- **Problem to work on**
Can you print the data exactly and leave out each image?

- **Data items**

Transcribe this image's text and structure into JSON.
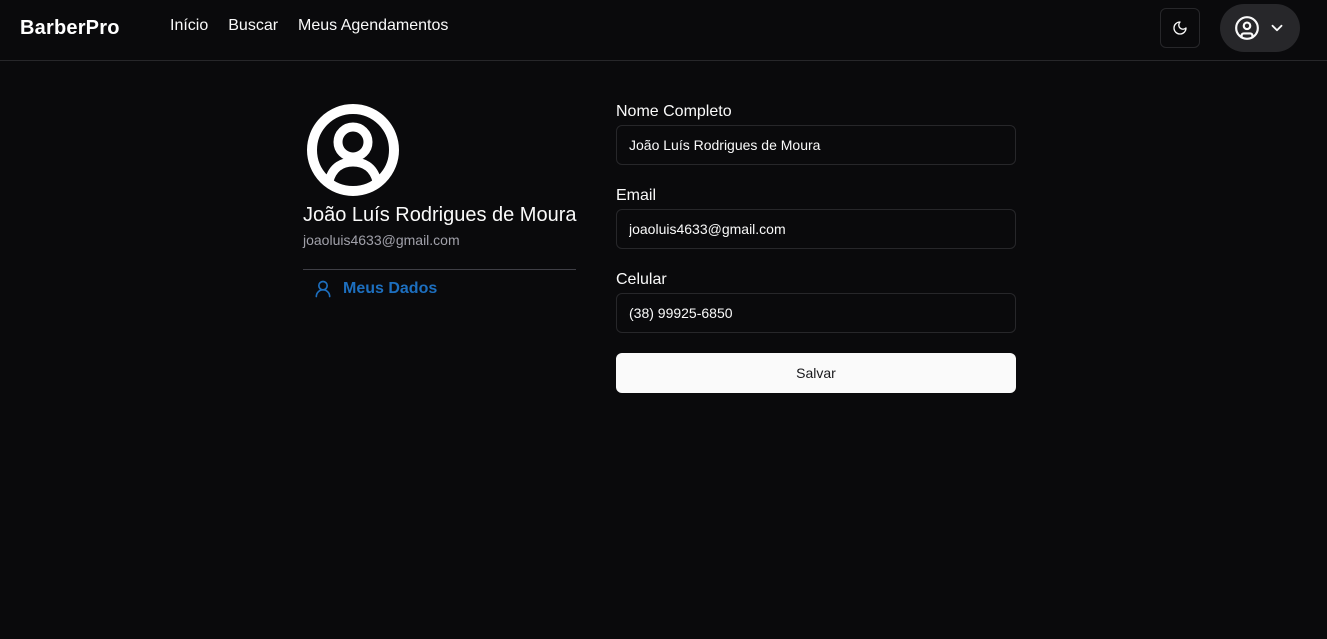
{
  "header": {
    "logo": "BarberPro",
    "nav": [
      {
        "label": "Início"
      },
      {
        "label": "Buscar"
      },
      {
        "label": "Meus Agendamentos"
      }
    ],
    "theme_toggle_icon": "moon-icon",
    "user_menu_icons": [
      "user-circle-icon",
      "chevron-down-icon"
    ]
  },
  "profile": {
    "avatar_icon": "user-circle-icon",
    "name": "João Luís Rodrigues de Moura",
    "email": "joaoluis4633@gmail.com",
    "menu": [
      {
        "label": "Meus Dados",
        "icon": "user-icon",
        "active": true
      }
    ]
  },
  "form": {
    "fields": [
      {
        "label": "Nome Completo",
        "value": "João Luís Rodrigues de Moura"
      },
      {
        "label": "Email",
        "value": "joaoluis4633@gmail.com"
      },
      {
        "label": "Celular",
        "value": "(38) 99925-6850"
      }
    ],
    "save_label": "Salvar"
  },
  "colors": {
    "background": "#0a0a0c",
    "border": "#27272a",
    "accent": "#1d6fbf",
    "text": "#fafafa",
    "muted": "#a1a1aa"
  }
}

- **Solution**
Transcribe this image's text and structure into JSON.
{
  "header": {
    "logo": "BarberPro",
    "nav": [
      {
        "label": "Início"
      },
      {
        "label": "Buscar"
      },
      {
        "label": "Meus Agendamentos"
      }
    ],
    "theme_toggle_icon": "moon-icon",
    "user_menu_icons": [
      "user-circle-icon",
      "chevron-down-icon"
    ]
  },
  "profile": {
    "avatar_icon": "user-circle-icon",
    "name": "João Luís Rodrigues de Moura",
    "email": "joaoluis4633@gmail.com",
    "menu": [
      {
        "label": "Meus Dados",
        "icon": "user-icon",
        "active": true
      }
    ]
  },
  "form": {
    "fields": [
      {
        "label": "Nome Completo",
        "value": "João Luís Rodrigues de Moura"
      },
      {
        "label": "Email",
        "value": "joaoluis4633@gmail.com"
      },
      {
        "label": "Celular",
        "value": "(38) 99925-6850"
      }
    ],
    "save_label": "Salvar"
  },
  "colors": {
    "background": "#0a0a0c",
    "border": "#27272a",
    "accent": "#1d6fbf",
    "text": "#fafafa",
    "muted": "#a1a1aa"
  }
}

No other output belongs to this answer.